Footage released by electric vehicle manufacturer Polestar – showing the Polestar 2 ‘Arctic Circle’ one-time-only showpiece in action in Sweden – emphasizes the importance of testing in winter conditions. According to the company, as a Swedish firm, it is these conditions in which Polestar’s engineering expertise can be properly put to the test.
Each winter test program for a new vehicle variant takes place in the Arctic Circle at over 66° north, and runs for 15 weeks from December to March every year, with teams of engineers pushing prototypes – and themselves – to the limit, in temperatures as low as -35°C.

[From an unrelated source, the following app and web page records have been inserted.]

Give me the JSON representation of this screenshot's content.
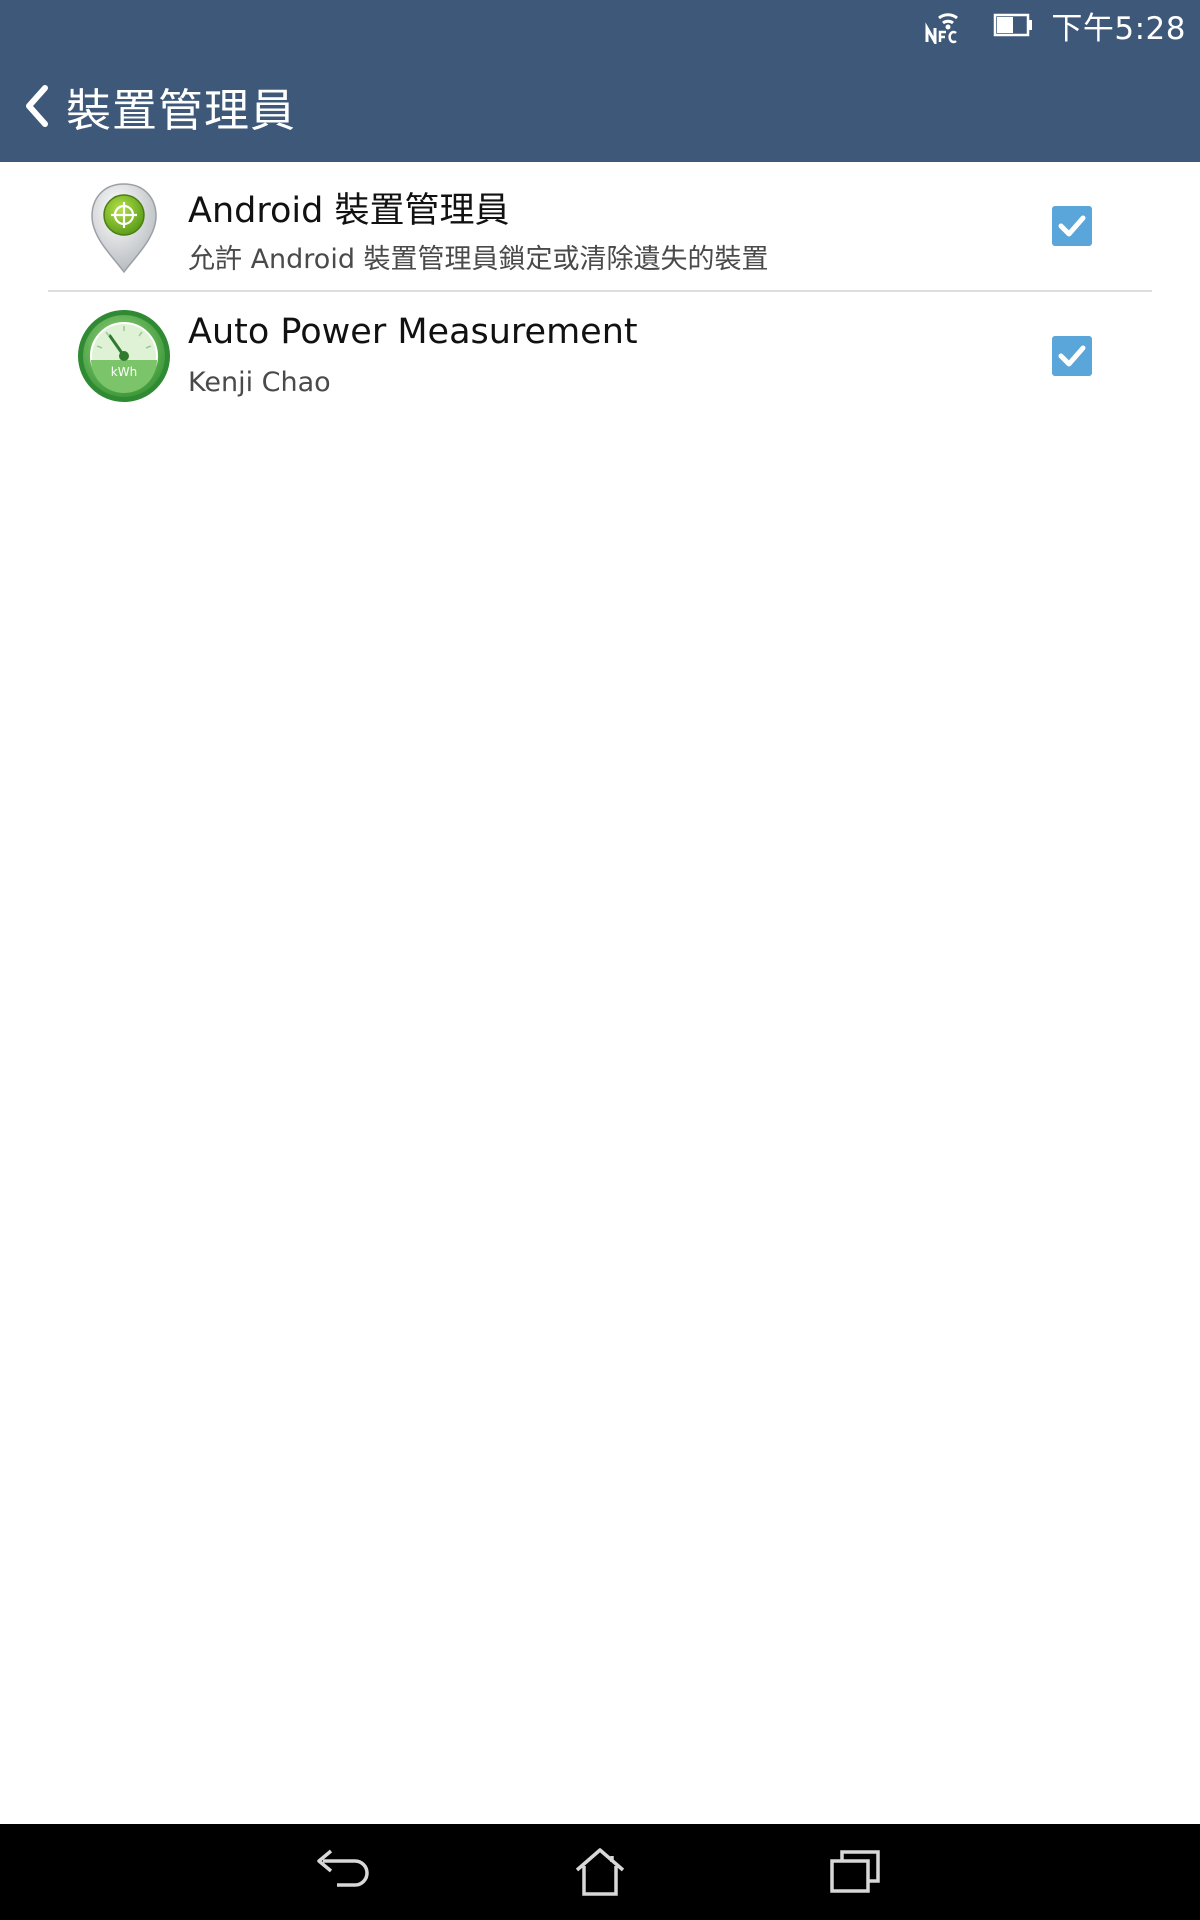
{
  "status_bar": {
    "time": "下午5:28",
    "icons": [
      "nfc-icon",
      "battery-icon"
    ]
  },
  "action_bar": {
    "back_icon": "chevron-left-icon",
    "title": "裝置管理員"
  },
  "list": [
    {
      "icon": "android-device-manager-icon",
      "title": "Android 裝置管理員",
      "subtitle": "允許 Android 裝置管理員鎖定或清除遺失的裝置",
      "checked": true
    },
    {
      "icon": "power-meter-icon",
      "title": "Auto Power Measurement",
      "subtitle": "Kenji Chao",
      "checked": true
    }
  ],
  "nav_bar": {
    "buttons": [
      "back-icon",
      "home-icon",
      "recent-apps-icon"
    ]
  },
  "colors": {
    "header": "#3d5878",
    "checkbox": "#5aa5d9",
    "nav_bar": "#000000"
  }
}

Joakim Rydholm, chief chassis engineer for Polestar, has led the dynamics development of Polestar vehicles for over a decade and advocates tuning in this environment. “Tuning a chassis on snow and ice allows us to develop the cars in what feels like slow motion and with better accuracy. With such low levels of grip, we can feel and analyze the dynamics at a much slower pace than on tarmac, which means we can really fine-tune the way our cars behave, down to the smallest details. This is my absolute favorite place to develop cars,” he said.
The Polestar 2 ‘Arctic Circle’, which will not be put into production, is designed to bring winter rally inspiration to a Polestar for the first time.
“I wanted to have more fun than usual with this car – really being able to push it in terms of performance and handling in a winter environment like a frozen lake. The balance and predictability we have achieved with the raised ride height and specialized tires are particularly noticeable when you enter a bend completely sideways, with a bigger-than-usual smile on your face, and in total control,” commented Rydholm.